The government charged that between January and April 1993, Kahoe destroyed a written FBI “after action critique” so that it would not be available to prosecutors when Weaver and Harris were tried on charges of killing Degan. They were later acquitted.
The Constitution requires prosecutors to give the defense any government information that might help clear defendants, in this case, Weaver and Harris.
The government charged that Kahoe not only destroyed his copies of the report but ordered an unidentified subordinate at FBI headquarters “to destroy all copies of the Ruby Ridge after action critique and to make it appear as if the Ruby Ridge after action critique never existed.”
A key issue is who approved the controversial “shoot on sight” policy for snipers at the siege. Potts and the FBI’s field commander at Ruby Ridge, Eugene Glenn, have disagreed under oath over whether Potts approved it. Glenn claimed Potts ordered that agents “could and should” shoot to kill any armed adult male spotted in the open, but Potts denied saying “should.”
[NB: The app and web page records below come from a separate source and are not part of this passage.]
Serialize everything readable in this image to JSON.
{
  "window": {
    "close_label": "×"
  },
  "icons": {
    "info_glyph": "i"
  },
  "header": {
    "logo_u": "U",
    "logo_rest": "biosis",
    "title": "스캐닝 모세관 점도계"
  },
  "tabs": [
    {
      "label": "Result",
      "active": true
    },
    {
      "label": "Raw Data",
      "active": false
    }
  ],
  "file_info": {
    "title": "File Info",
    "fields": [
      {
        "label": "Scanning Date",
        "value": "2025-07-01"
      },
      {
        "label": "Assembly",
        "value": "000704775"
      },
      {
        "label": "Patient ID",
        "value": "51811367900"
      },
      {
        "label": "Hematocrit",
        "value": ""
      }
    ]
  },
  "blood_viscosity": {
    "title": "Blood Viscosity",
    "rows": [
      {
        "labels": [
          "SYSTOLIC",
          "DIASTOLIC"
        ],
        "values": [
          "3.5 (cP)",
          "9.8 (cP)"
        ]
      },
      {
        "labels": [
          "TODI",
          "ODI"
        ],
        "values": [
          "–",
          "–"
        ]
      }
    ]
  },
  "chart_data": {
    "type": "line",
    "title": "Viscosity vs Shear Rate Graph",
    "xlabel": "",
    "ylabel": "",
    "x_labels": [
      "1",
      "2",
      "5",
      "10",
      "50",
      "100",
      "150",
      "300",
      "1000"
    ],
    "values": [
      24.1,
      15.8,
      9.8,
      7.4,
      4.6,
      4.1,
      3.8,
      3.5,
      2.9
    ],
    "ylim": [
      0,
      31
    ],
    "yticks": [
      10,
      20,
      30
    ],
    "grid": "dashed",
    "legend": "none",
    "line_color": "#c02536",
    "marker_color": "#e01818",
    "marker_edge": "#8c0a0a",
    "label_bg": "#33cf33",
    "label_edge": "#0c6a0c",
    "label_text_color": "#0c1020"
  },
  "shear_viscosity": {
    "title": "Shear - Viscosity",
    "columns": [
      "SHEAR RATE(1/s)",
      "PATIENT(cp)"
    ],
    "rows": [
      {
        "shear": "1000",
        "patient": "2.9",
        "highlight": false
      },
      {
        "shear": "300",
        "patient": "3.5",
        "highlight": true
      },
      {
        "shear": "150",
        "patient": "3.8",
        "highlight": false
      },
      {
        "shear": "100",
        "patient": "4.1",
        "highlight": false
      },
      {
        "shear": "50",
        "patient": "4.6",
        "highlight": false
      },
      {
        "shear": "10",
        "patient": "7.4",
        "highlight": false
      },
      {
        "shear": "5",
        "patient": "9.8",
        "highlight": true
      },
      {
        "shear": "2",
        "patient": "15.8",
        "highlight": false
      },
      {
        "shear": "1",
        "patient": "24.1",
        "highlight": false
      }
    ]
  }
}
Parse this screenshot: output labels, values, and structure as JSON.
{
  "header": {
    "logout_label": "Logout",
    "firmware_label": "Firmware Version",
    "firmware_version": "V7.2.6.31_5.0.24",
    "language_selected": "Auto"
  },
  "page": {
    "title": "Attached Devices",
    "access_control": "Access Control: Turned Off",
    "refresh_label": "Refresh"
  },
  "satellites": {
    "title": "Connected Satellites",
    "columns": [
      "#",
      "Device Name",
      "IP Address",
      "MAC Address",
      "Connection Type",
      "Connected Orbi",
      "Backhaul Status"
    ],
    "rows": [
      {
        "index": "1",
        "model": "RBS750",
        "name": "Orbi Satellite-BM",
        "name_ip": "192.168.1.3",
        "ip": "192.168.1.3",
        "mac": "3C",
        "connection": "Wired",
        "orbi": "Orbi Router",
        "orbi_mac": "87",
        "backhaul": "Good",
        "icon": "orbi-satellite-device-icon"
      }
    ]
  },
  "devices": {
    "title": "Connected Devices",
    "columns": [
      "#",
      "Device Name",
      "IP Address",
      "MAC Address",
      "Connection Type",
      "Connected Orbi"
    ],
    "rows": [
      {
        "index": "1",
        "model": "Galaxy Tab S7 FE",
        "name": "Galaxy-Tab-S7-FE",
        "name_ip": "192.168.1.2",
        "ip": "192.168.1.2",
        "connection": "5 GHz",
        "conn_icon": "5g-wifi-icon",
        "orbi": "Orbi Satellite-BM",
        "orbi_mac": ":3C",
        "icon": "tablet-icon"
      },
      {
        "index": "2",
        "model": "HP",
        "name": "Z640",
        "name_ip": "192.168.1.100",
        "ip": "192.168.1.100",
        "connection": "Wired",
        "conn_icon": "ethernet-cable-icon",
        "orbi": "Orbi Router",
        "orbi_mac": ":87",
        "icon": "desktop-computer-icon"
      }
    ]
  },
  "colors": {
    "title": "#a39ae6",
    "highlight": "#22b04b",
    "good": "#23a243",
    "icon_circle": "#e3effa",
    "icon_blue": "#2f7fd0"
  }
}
Later, FBI Director Louis Freeh — who took office a year after the shootings — concluded the FBI sniper was not following this order. But he nevertheless revised FBI weapons policies to preclude shooting except where necessary to prevent harm or injury.
Potts attorney, Dan Webb, said, “Potts never saw the after action report and had nothing to do with preparing or destroying it. Kahoe has no information harmful to Potts.”
Kahoe was in charge of gathering the main FBI participants in the standoff at a headquarters review conference on Nov. 2, 1992. He ordered the preparation of a written critique based on comments at the conference, and he helped edit it, the government said.
The government said Kahoe and other FBI executives refused to give federal prosecutors copies of FBI documents about the case in early until the Justice Department ordered them to do so. But Kahoe then withheld the after action critique from the material turned over, the government charged.
Kahoe and five other top FBI officials were suspended, when the case was referred to prosecutors. By then, Kahoe was head of the FBI office in Jacksonville, Fla.
Last June, one of the suspended agents, Anthony A. Betz, was cleared and returned to duty as assistant chief of the Baltimore FBI office. During the Ruby Ridge standoff, Betz was a unit chief in the criminal investigative division at headquarters.
The others still suspended with full pay are:
–Danny O. Coulson, Potts’ deputy during the siege.
–Gale Richard Evans, a violent crimes unit chief at headquarters at the time.
–George Michael “Mike” Baird, an inspector’s aide on a team that conducted an internal investigation of the incident in 1993-94.